The unfortunate struggle of TWICE: Analysing Jihyo’s “Killin’ Me Good” failure

In the ever-evolving landscape of the K-pop industry, the success of an artist’s solo endeavors can often serve as a litmus test for their ability to capture global audiences. However, not all attempts are met with triumph, as demonstrated by TWICE’s Jihyo and her solo track “Killin’ Me Good.” Despite the anticipation surrounding the release, the song fell short of expectations, failing to garner even 4 million views on YouTube within the first 24 hours of its release. The disappointment didn’t stop there, with the track only reaching the 12th spot on the iTunes worldwide charts and failing to enter the top 200 on both Spotify worldwide and Spotify US. Additionally, “Killin’ Me Good” only managed to secure a spot in the top 50 of iTunes US, effectively barring it from even the Bubbling Under Hot 100, let alone the opportunity of entering Billboard chart at top 150.

This underwhelming performance starkly contrasts with the strategies of HYBE, which have yielded great success for its artists. Notably, TXT, a HYBE act, achieved a remarkable milestone in 2023 by becoming the first and only K-pop act to obtain RIAA certification for 500,000 total units in the US. Another HYBE success story is Seventeen, who boasts the best-selling K-pop album of all time.

The missteps in JYP Entertainment’s approach to penetrating international markets were further highlighted by the recent Lollapalooza headline by Stray Kids in Paris, a debacle that unfolded in July 2023. The event only cemented the perception that JYPe’s endeavors to conquer foreign markets have become a genuine disaster.

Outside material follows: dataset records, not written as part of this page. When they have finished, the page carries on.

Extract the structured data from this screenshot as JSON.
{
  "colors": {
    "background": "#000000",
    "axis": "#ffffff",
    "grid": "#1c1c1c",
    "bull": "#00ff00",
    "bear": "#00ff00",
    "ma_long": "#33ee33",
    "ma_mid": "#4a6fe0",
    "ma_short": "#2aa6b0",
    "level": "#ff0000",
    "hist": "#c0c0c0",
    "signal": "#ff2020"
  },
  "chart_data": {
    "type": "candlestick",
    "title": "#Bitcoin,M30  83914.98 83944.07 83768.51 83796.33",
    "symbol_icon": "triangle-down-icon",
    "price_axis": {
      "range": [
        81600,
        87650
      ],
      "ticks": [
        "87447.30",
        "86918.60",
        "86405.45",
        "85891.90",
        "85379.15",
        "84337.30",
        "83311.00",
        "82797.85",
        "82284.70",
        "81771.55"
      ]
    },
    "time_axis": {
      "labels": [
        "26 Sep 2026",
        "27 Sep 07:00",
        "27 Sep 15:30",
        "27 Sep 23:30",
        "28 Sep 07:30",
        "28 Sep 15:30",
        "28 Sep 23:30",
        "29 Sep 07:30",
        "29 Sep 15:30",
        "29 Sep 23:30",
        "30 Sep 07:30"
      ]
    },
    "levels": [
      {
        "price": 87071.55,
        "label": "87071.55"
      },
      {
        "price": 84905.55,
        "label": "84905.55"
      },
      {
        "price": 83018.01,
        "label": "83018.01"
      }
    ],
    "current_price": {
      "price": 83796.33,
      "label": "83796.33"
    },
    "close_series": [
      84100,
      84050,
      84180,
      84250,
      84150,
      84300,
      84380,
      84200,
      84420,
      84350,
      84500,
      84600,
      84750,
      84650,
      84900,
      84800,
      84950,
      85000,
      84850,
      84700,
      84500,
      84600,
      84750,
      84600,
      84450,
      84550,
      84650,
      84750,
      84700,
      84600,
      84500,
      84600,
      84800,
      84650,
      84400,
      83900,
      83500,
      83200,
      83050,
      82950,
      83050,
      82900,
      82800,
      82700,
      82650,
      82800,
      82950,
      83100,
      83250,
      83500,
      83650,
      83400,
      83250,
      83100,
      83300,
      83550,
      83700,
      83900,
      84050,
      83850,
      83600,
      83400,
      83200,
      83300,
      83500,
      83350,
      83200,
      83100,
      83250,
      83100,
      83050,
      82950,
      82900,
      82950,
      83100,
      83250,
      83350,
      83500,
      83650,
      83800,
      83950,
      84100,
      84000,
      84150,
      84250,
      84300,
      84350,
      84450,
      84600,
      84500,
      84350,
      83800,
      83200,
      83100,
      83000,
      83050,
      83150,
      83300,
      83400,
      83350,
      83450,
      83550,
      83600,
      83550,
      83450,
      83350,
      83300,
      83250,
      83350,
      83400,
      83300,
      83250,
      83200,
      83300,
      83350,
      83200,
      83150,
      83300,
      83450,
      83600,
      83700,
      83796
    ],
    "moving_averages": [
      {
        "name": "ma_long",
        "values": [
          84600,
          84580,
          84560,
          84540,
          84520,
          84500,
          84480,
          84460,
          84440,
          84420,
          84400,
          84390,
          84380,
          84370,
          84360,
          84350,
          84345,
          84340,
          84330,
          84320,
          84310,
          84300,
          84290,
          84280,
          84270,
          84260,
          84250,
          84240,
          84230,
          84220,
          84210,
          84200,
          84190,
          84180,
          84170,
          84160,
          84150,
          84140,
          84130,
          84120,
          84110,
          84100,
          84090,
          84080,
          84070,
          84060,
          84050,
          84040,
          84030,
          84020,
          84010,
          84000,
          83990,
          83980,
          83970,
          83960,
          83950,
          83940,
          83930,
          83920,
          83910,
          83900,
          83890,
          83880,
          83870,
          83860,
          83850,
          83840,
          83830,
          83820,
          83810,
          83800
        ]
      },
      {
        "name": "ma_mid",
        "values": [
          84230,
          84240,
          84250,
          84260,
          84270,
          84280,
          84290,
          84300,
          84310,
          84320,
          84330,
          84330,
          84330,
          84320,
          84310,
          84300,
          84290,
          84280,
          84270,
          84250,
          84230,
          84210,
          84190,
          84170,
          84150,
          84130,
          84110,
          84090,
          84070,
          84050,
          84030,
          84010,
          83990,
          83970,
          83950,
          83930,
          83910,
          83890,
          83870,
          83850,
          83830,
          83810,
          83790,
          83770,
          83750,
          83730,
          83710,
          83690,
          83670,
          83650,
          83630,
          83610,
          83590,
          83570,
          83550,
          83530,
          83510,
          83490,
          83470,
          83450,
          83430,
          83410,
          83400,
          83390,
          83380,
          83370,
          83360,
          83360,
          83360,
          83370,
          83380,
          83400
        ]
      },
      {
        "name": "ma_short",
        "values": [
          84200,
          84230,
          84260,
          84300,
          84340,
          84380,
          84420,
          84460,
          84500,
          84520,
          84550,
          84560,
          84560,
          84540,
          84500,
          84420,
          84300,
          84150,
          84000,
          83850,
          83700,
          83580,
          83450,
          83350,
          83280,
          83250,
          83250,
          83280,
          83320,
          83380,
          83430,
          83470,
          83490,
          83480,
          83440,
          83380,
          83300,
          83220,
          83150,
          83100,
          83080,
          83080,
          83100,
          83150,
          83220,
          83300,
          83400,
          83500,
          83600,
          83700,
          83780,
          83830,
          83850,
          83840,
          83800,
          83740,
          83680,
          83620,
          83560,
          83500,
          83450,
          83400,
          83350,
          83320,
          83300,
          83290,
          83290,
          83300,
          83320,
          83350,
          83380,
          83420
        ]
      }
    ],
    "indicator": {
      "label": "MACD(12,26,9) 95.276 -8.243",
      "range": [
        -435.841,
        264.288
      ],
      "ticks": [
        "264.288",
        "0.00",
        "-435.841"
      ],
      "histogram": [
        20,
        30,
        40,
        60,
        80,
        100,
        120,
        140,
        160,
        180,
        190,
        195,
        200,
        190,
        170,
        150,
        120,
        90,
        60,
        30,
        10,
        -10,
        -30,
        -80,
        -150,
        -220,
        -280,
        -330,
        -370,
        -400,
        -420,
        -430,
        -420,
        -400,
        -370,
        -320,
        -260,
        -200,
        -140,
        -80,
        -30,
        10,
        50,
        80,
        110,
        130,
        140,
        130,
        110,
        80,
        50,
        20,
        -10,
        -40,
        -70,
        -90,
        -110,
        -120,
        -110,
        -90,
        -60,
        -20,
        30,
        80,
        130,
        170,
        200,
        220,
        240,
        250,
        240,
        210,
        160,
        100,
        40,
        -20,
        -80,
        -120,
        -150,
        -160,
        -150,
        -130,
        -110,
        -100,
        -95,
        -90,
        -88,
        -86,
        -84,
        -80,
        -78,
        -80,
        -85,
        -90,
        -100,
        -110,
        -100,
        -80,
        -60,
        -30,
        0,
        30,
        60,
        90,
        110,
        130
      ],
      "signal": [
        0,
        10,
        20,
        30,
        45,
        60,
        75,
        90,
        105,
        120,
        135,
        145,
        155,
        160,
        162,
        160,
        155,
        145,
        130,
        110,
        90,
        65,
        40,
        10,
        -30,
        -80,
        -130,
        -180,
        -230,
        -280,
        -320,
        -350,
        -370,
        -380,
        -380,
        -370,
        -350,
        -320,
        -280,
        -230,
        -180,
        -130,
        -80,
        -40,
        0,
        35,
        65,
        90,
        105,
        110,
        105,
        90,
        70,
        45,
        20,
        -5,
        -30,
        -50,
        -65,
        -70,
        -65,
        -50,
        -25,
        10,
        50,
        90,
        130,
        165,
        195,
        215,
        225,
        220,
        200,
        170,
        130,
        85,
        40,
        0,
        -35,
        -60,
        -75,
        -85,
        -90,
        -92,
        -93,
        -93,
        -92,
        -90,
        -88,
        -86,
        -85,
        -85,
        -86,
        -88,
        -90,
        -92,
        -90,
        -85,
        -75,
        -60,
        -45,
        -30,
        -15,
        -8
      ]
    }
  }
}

Jihyo’s solo setback is indicative of TWICE’s downward trajectory since 2020. While the group once stood as a beacon of third-generation K-pop, it seems to have lost its stride. In stark contrast, BLACKPINK remains a formidable contender. However, even they face challenges, as emerging figures like NewJeans have managed to surpass them in popularity in the United States, with Le Sserafim also poised to make a significant impact. Notably, a key distinction between BLACKPINK and TWICE lies in the realm of inspiration. While many idols cite BTS and BLACKPINK as major sources of influence, TWICE seems to have a lesser hold on the aspiring artists, with few claiming to have entered the industry inspired by them.

The landscape of successful soloists in the K-pop industry paints a telling picture. Topping the charts are statistically proven performers: Jimin, Jungkook, Taehyung, Min Yoongi, Jisoo, Namjoon, J-hope, Lisa, and Jin. Remarkably, 7 out of the top 9 positions are occupied by members of the world’s biggest active group, BTS, while the remaining 2 are held by BLACKPINK, the group that briefly held the title of the world’s premier girl group before NewJeans entered the scene.

In conclusion, Jihyo’s “Killin’ Me Good” marks a disappointing chapter in TWICE’s journey, highlighting a larger issue within JYP Entertainment’s approach to the global market. As K-pop continues to evolve, the success of solo ventures becomes a critical indicator of an artist’s standing. Meanwhile, BTS and BLACKPINK maintain their positions of influence, with the former still reigning supreme and the latter facing challenges from rising stars. The shifting dynamics within the K-pop industry continue to shape its landscape, with only time revealing what lies ahead for these prominent groups.